The political context in the Maldives provides the potential for Indo-Pacific allies such as India, the United States, and Australia to strengthen development and security alliances that will boost collaboration in governance, education, health, climate change, and maritime security. In an effort to counter Chinese influence, London, Washington, and Canberra have all increased their contact with Male, sending envoys there for the first time. Other Indo-Pacific countries, primarily the United States, strengthened their ties with the Maldives by signing a defense cooperation pact in 2020. Concerns persist that the island country may forsake the rules-based system if Solih loses the election, especially if the Yameen-led Progressive Party of Maldives wins. The latter might have serious consequences for the Maldives’ ties with India and China, and therefore for Indo-Pacific relationships. Interestingly, amid the geopolitical struggle, there is fear that Solih’s patronage politics have gone unreported or have been largely overlooked by the international world, which has put pressure on him in the Maldives’s embracing democratic reforms in the past.

What is at Stake?

While local dynamics play out, the election has far-reaching international repercussions.  It appears to be a top priority for several international observers.  This prudence reflects New Delhi’s concerns about China’s potential objectives, particularly the suspicion that China may be using its economic clout to trap India’s neighbors in ‘debt traps,’ gaining leverage to create a ‘string of pearls’ of military bases around the Indian subcontinent. The contentious lease of Sri Lanka’s Hambantota Port to Beijing is frequently highlighted as an example. By the end of 2021, the Maldives had accumulated debts equal to 26 percent of the GDP of both India and China. By the end of 2022, the national debt would have reached 113 percent of the country’s GDP.

This time, there is a determined attempt to focus the Indian military presence in the Maldives in order to put Ibu Solih on the defensive against the use of a debt trap. The mayor, who is running as the candidate of Yameen’s Progressive Party-led coalition and has promised to withdraw Indian military soldiers stationed in the Maldives, has the potential to restore the country to the authoritarianism that existed under the prior president. As Maldivians prepare to head to the second round in September 2023, foreign policy considerations might not be foremost on their minds. Yet they should be aware that their choices in this election will carry reverberations far beyond the country’s borders; they will have direct implications for the Indian Ocean region’s balance of power. Not only regional countries but also extra-regional countries will be watching closely – but with their agendas in mind.

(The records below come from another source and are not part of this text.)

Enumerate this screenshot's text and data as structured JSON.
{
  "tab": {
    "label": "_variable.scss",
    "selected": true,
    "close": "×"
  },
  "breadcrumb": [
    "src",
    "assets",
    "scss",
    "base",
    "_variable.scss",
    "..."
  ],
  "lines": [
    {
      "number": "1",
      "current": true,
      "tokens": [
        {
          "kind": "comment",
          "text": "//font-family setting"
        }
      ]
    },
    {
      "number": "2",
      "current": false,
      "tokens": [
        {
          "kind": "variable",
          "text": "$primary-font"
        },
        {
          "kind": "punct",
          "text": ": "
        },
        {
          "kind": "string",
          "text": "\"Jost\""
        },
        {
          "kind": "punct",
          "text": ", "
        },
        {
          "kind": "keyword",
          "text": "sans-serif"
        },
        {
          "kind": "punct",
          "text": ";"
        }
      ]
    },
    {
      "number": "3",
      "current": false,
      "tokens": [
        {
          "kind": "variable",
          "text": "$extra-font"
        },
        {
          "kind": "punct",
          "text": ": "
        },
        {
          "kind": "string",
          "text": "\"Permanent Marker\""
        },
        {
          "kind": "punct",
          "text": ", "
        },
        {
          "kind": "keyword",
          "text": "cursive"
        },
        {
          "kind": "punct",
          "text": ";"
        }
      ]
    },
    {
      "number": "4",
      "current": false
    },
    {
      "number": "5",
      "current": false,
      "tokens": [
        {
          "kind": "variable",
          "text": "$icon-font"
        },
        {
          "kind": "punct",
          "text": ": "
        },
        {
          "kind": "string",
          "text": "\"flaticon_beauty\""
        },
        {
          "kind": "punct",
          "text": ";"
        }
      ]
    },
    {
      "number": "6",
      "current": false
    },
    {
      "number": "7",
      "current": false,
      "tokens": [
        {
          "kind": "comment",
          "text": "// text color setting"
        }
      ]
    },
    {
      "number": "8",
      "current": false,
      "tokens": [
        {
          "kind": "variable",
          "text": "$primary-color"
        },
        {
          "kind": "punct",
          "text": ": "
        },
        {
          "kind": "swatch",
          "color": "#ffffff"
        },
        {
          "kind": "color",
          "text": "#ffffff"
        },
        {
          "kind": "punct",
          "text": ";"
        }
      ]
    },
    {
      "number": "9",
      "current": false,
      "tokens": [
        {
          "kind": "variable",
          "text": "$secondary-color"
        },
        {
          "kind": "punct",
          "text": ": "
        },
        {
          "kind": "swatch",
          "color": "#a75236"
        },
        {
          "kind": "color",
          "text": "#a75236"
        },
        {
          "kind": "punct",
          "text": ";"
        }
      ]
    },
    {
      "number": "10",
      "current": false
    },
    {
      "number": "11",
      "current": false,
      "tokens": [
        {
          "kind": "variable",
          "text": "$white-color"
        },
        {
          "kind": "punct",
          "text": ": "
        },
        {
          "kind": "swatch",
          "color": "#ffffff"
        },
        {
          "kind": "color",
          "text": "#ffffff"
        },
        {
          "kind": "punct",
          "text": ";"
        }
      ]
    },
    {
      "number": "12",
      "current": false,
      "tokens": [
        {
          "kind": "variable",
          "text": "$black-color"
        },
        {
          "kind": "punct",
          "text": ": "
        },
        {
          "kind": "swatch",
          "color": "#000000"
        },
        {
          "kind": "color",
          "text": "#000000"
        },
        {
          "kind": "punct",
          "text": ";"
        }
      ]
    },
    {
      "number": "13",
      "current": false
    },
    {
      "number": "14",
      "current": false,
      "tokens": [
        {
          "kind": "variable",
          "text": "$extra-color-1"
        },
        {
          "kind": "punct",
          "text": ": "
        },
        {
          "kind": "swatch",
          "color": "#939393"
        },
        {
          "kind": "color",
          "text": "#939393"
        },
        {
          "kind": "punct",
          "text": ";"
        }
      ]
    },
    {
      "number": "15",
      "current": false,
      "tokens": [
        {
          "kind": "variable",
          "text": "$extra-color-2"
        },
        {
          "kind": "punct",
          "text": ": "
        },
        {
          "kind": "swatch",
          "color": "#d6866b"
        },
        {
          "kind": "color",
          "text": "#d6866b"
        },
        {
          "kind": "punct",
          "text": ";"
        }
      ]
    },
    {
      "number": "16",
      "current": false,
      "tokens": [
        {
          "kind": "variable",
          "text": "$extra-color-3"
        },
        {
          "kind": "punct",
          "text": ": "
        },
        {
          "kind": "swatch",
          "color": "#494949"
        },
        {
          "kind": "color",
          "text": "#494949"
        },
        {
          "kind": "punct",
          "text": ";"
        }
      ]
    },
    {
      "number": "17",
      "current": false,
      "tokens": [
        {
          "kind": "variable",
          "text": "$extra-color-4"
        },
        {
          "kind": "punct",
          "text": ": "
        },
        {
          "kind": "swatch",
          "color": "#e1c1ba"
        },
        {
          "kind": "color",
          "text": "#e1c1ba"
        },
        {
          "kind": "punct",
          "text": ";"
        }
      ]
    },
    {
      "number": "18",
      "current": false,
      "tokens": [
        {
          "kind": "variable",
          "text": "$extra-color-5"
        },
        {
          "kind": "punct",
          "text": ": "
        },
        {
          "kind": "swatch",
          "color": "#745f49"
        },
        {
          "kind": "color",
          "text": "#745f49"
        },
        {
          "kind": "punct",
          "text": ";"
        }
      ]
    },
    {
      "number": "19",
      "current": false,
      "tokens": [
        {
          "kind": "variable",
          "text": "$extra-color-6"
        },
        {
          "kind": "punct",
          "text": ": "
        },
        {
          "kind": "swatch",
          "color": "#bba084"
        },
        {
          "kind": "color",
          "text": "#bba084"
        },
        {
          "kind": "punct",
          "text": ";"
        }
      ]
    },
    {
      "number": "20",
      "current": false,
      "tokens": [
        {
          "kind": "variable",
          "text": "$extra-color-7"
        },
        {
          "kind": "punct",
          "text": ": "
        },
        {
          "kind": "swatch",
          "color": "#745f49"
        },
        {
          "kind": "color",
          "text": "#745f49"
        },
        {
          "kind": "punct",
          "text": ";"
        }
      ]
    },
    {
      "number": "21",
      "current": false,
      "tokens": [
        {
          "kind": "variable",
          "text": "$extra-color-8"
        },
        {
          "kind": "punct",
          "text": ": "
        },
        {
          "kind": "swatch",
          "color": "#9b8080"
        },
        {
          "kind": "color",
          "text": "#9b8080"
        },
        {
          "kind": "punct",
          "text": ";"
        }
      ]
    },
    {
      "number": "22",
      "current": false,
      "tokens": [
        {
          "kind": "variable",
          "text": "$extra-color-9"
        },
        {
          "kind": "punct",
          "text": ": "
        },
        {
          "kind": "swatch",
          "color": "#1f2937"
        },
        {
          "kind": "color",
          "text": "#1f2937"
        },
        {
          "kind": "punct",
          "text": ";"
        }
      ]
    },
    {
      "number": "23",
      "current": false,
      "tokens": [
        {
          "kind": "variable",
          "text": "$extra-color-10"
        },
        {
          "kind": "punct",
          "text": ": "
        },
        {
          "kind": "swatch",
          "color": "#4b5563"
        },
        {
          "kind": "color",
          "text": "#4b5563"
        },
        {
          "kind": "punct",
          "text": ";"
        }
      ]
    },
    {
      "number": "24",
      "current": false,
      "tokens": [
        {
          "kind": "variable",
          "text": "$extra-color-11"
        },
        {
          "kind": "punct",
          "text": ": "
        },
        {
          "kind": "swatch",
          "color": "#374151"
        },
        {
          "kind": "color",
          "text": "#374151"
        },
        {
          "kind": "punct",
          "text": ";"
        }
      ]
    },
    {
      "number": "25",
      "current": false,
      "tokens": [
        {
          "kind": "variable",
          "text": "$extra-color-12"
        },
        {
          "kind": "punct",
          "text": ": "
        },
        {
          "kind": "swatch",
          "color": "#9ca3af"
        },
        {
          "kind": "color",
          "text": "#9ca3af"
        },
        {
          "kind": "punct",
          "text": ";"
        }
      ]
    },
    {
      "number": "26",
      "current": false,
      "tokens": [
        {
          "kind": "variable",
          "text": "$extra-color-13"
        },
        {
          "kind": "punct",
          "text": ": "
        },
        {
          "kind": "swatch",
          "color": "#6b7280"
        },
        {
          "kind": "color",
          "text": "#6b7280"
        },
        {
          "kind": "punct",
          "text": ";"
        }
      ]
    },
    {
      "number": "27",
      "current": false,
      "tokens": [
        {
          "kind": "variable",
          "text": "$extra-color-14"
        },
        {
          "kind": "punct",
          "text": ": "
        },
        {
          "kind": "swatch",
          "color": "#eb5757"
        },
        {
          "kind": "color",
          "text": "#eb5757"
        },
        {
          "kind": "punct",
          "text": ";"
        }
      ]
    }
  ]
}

– Saume Saptaparna Nath is a Research Associate at the KRF Center for Bangladesh and Global Affairs (CBGA).

Published in Southeast Asia Journal [Link]